Since 1997, the station has been continuously undergoing reconstruction works because of the development of the North-South Line of the Amsterdam Metro, which was originally planned to be completed in 2014. Due to several setbacks, some at the Amsterdam Centraal building site, the line is now expected to open fully in 2018. Construction works at the station include a renovation of the station building, including the reconstruction of original station features which had disappeared over the years, a redevelopment of the Stationsplein (Station Square), and a new bus station on the north side of the station. In 2000, the new western passenger tunnel opened replacing the main tunnel in the centre of the station which was shut down enabling the construction of the new metro line.

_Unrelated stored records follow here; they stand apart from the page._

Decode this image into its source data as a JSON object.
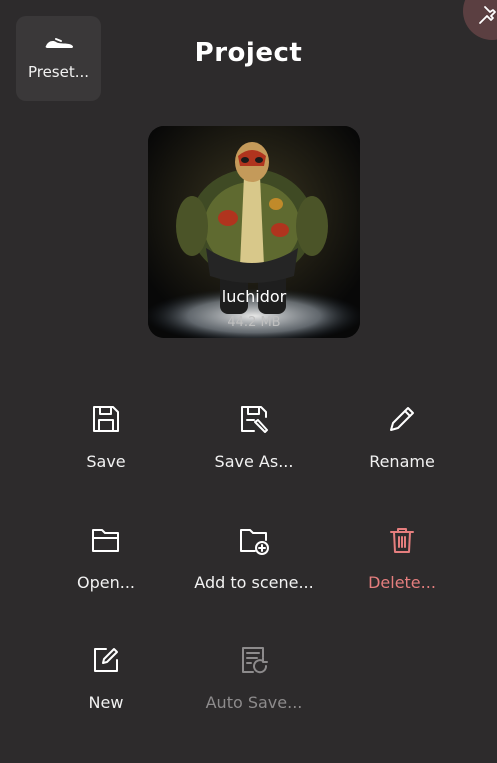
{
  "header": {
    "title": "Project",
    "preset_label": "Preset..."
  },
  "project": {
    "name": "luchidor",
    "size": "44.2 MB"
  },
  "actions": [
    {
      "label": "Save",
      "icon": "save-icon"
    },
    {
      "label": "Save As...",
      "icon": "save-as-icon"
    },
    {
      "label": "Rename",
      "icon": "pencil-icon"
    },
    {
      "label": "Open...",
      "icon": "folder-icon"
    },
    {
      "label": "Add to scene...",
      "icon": "folder-add-icon"
    },
    {
      "label": "Delete...",
      "icon": "trash-icon"
    },
    {
      "label": "New",
      "icon": "new-document-icon"
    },
    {
      "label": "Auto Save...",
      "icon": "auto-save-icon"
    }
  ],
  "colors": {
    "background": "#2d2b2c",
    "button": "#3a3839",
    "danger": "#e57e7e",
    "disabled": "#8d8b8c",
    "pin": "#5b3f41"
  }
}
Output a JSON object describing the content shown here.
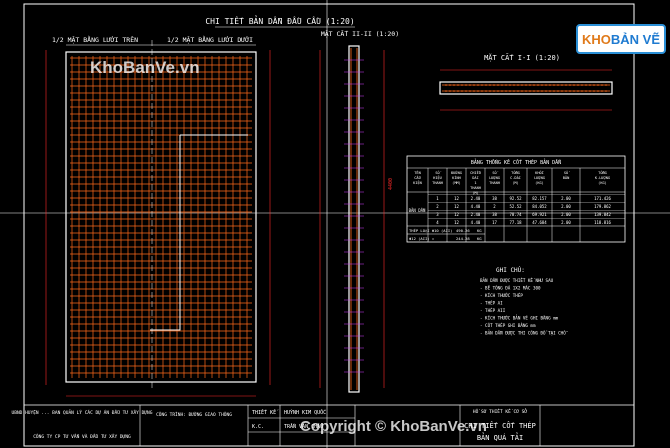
{
  "drawing": {
    "main_title": "CHI TIẾT BẢN DẪN ĐẦU CẦU (1:20)",
    "plan_top_label": "1/2 MẶT BẰNG LƯỚI TRÊN",
    "plan_bottom_label": "1/2 MẶT BẰNG LƯỚI DƯỚI",
    "section_ii_label": "MẶT CẮT II-II (1:20)",
    "section_i_label": "MẶT CẮT I-I (1:20)",
    "length_dim": "4400",
    "colors": {
      "bg": "#000000",
      "mesh": "#ff6a1a",
      "frame": "#ffffff",
      "dims": "#ff2a2a",
      "rebar_label": "#d23cff",
      "section": "#ffffff"
    }
  },
  "table": {
    "title": "BẢNG THỐNG KÊ CỐT THÉP BẢN DẪN",
    "headers": [
      "TÊN CẤU KIỆN",
      "SỐ HIỆU THANH",
      "ĐƯỜNG KÍNH (MM)",
      "CHIỀU DÀI 1 THANH (M)",
      "SỐ LƯỢNG THANH",
      "TỔNG C.DÀI (M)",
      "KHỐI LƯỢNG (KG)",
      "SỐ BẢN",
      "TỔNG K.LƯỢNG (KG)"
    ],
    "member": "BẢN DẪN",
    "rows": [
      [
        "1",
        "12",
        "2.40",
        "38",
        "92.52",
        "82.157",
        "2.00",
        "171.426"
      ],
      [
        "2",
        "12",
        "4.40",
        "2",
        "52.52",
        "84.052",
        "2.00",
        "179.862"
      ],
      [
        "3",
        "12",
        "2.40",
        "38",
        "78.74",
        "69.921",
        "2.00",
        "139.842"
      ],
      [
        "4",
        "12",
        "4.40",
        "17",
        "77.18",
        "47.684",
        "2.00",
        "118.816"
      ]
    ],
    "totals": [
      {
        "label": "THÉP LOẠI Φ10 (AII)",
        "value": "490.26",
        "unit": "KG"
      },
      {
        "label": "Φ12 (AII) =",
        "value": "244.28",
        "unit": "KG"
      }
    ]
  },
  "notes": {
    "title": "GHI CHÚ:",
    "lines": [
      "BẢN DẪN ĐƯỢC THIẾT KẾ NHƯ SAU",
      "- BÊ TÔNG ĐÁ 1X2 MÁC 300",
      "- KÍCH THƯỚC THÉP",
      "- THÉP AI",
      "- THÉP AII",
      "- KÍCH THƯỚC BẢN VẼ GHI BẰNG mm",
      "- CỐT THÉP GHI BẰNG mm",
      "- BẢN DẪN ĐƯỢC THI CÔNG ĐỔ TẠI CHỖ"
    ]
  },
  "title_block": {
    "owner": "UBND HUYỆN ... BAN QUẢN LÝ CÁC DỰ ÁN ĐẦU TƯ XÂY DỰNG",
    "consultant": "CÔNG TY CP TƯ VẤN VÀ ĐẦU TƯ XÂY DỰNG",
    "project": "CÔNG TRÌNH: ĐƯỜNG GIAO THÔNG",
    "designer_label": "THIẾT KẾ",
    "designer_name": "HUỲNH KIM QUỐC",
    "checker_label": "K.C.",
    "checker_name": "TRẦN VĂN CHÂU",
    "drawing_no_label": "HỒ SƠ THIẾT KẾ CƠ SỞ",
    "drawing_title_1": "CHI TIẾT CỐT THÉP",
    "drawing_title_2": "BẢN QUÁ TẢI"
  },
  "branding": {
    "logo_left": "KHO",
    "logo_right": "BẢN VẼ",
    "watermark": "KhoBanVe.vn",
    "watermark_bottom": "Copyright © KhoBanVe.vn"
  }
}
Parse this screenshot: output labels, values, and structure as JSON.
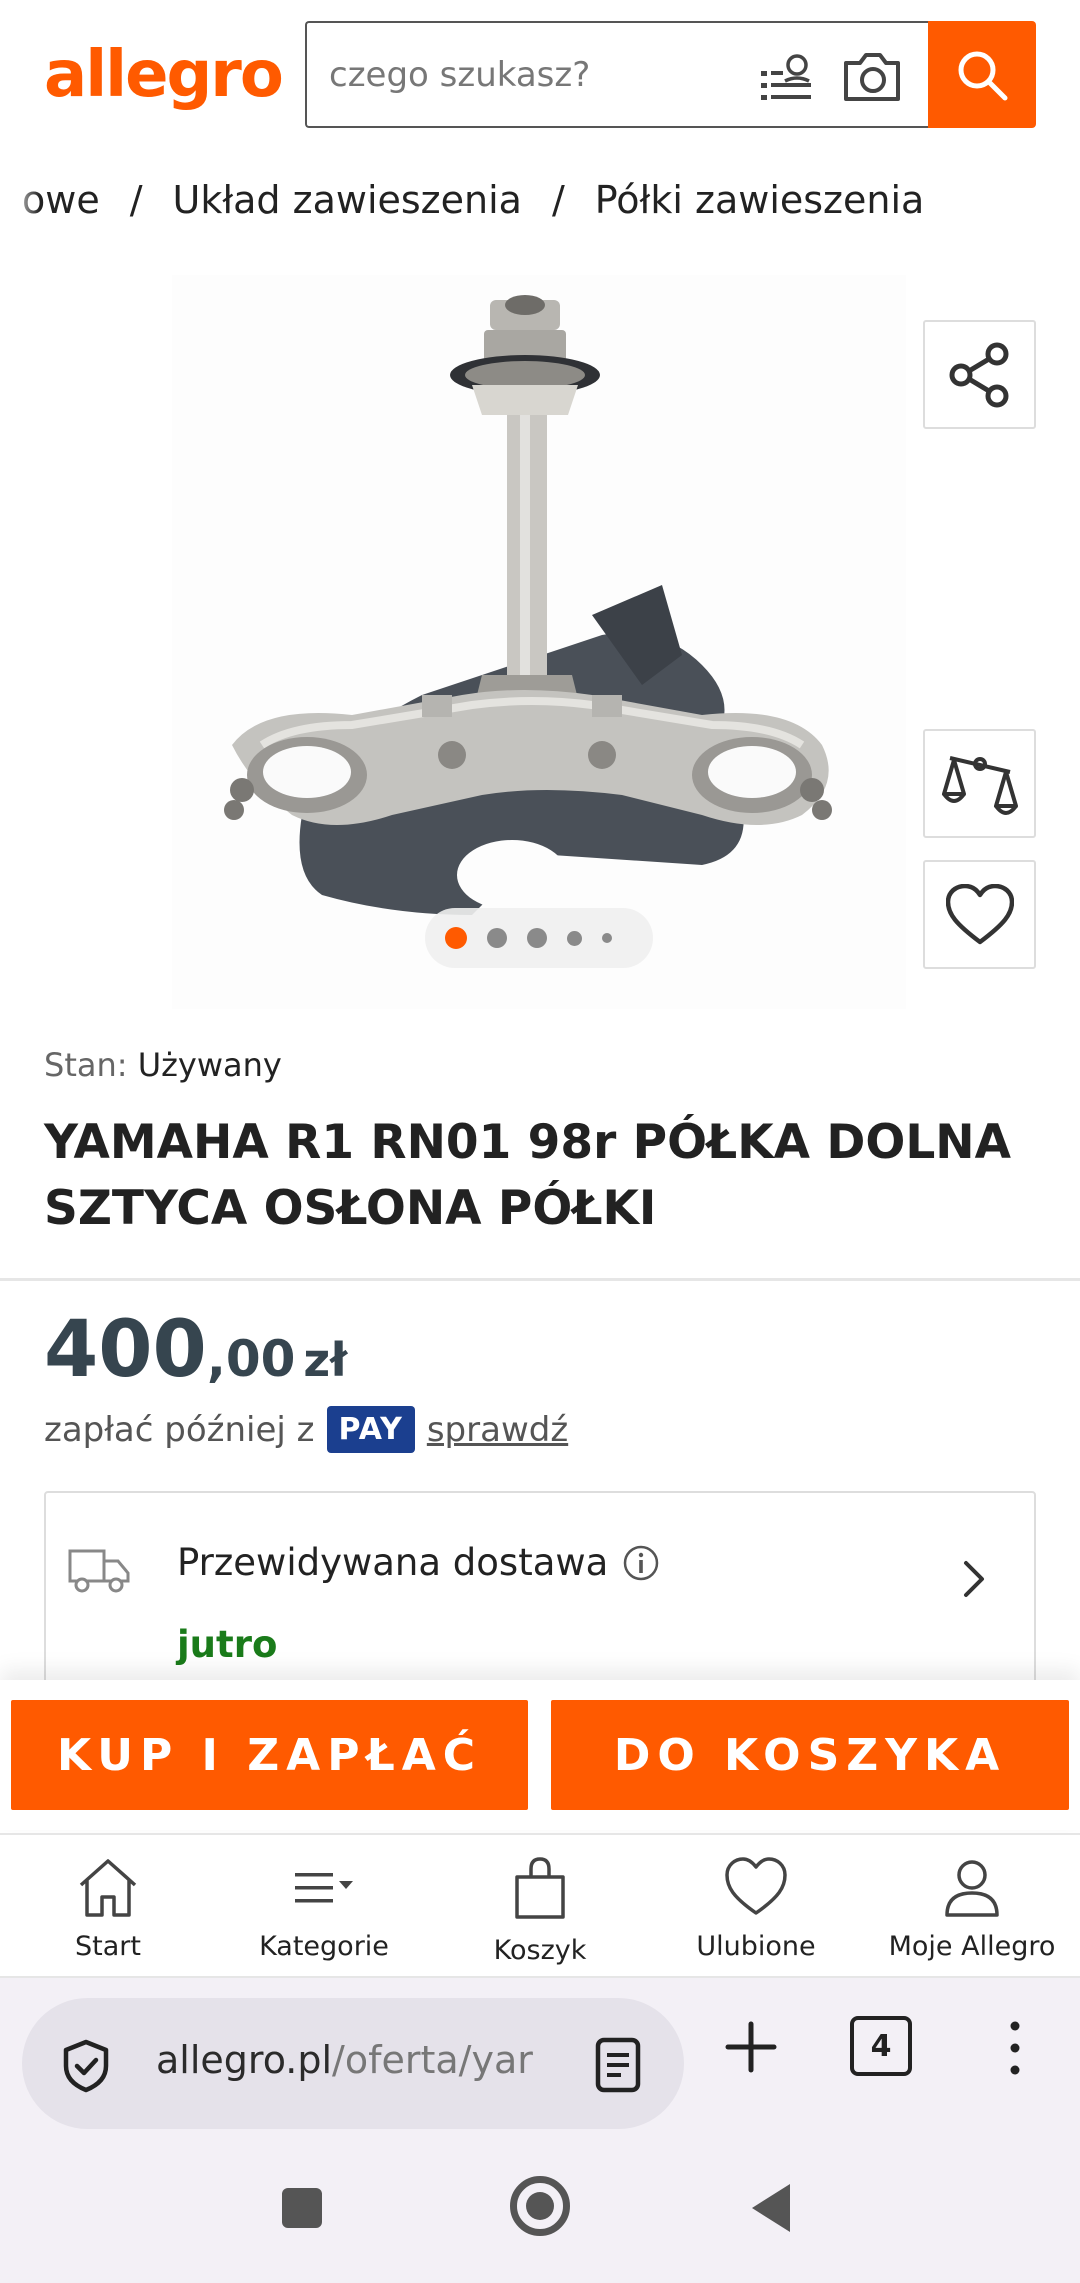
{
  "brand": {
    "logo_text": "allegro",
    "accent_color": "#ff5a00"
  },
  "search": {
    "placeholder": "czego szukasz?",
    "filter_icon": "filter-list-icon",
    "camera_icon": "camera-icon",
    "button_icon": "search-icon"
  },
  "breadcrumb": {
    "items": [
      "owe",
      "Układ zawieszenia",
      "Półki zawieszenia"
    ],
    "separator": "/"
  },
  "gallery": {
    "image_count": 5,
    "active_index": 0,
    "image_alt": "Yamaha R1 lower triple clamp with steering stem and cover"
  },
  "side_actions": {
    "share_icon": "share-icon",
    "compare_icon": "scales-compare-icon",
    "favorite_icon": "heart-icon"
  },
  "product": {
    "condition_label": "Stan:",
    "condition_value": "Używany",
    "title": "YAMAHA R1 RN01 98r PÓŁKA DOLNA SZTYCA OSŁONA PÓŁKI"
  },
  "price": {
    "integer": "400",
    "decimal": ",00",
    "currency": "zł"
  },
  "pay_later": {
    "prefix": "zapłać później z",
    "badge": "PAY",
    "link": "sprawdź"
  },
  "delivery": {
    "label": "Przewidywana dostawa",
    "when": "jutro",
    "when_color": "#1a7b1a"
  },
  "cta": {
    "buy_now": "KUP I ZAPŁAĆ",
    "add_to_cart": "DO KOSZYKA"
  },
  "bottom_nav": {
    "items": [
      {
        "label": "Start",
        "icon": "home-icon"
      },
      {
        "label": "Kategorie",
        "icon": "categories-icon"
      },
      {
        "label": "Koszyk",
        "icon": "cart-bag-icon"
      },
      {
        "label": "Ulubione",
        "icon": "heart-icon"
      },
      {
        "label": "Moje Allegro",
        "icon": "user-icon"
      }
    ]
  },
  "browser": {
    "url_host": "allegro.pl",
    "url_path": "/oferta/yar",
    "tab_count": "4"
  }
}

In 2004, platforms 10-15 were extended to accommodate international high-speed rail services. Construction works for the bus station commenced in 2003, opened in 2009 and finished in 2014. It includes the construction of a fourth station roof and a station hall with space for shops and restaurants. It replaces 5 small bus stations and several isolated bus stops across the Station Island. With all buses eventually moving to the new bus station on the north side, the Station Island should only be accessible to pedestrians, cyclists and trams.
The three passenger tunnels underneath the station were upgraded and provided with convenience stores and kiosks. In addition, two new passageways were created enabling the hosting of larger retail stores, geared towards passengers who have more time to spend at the station.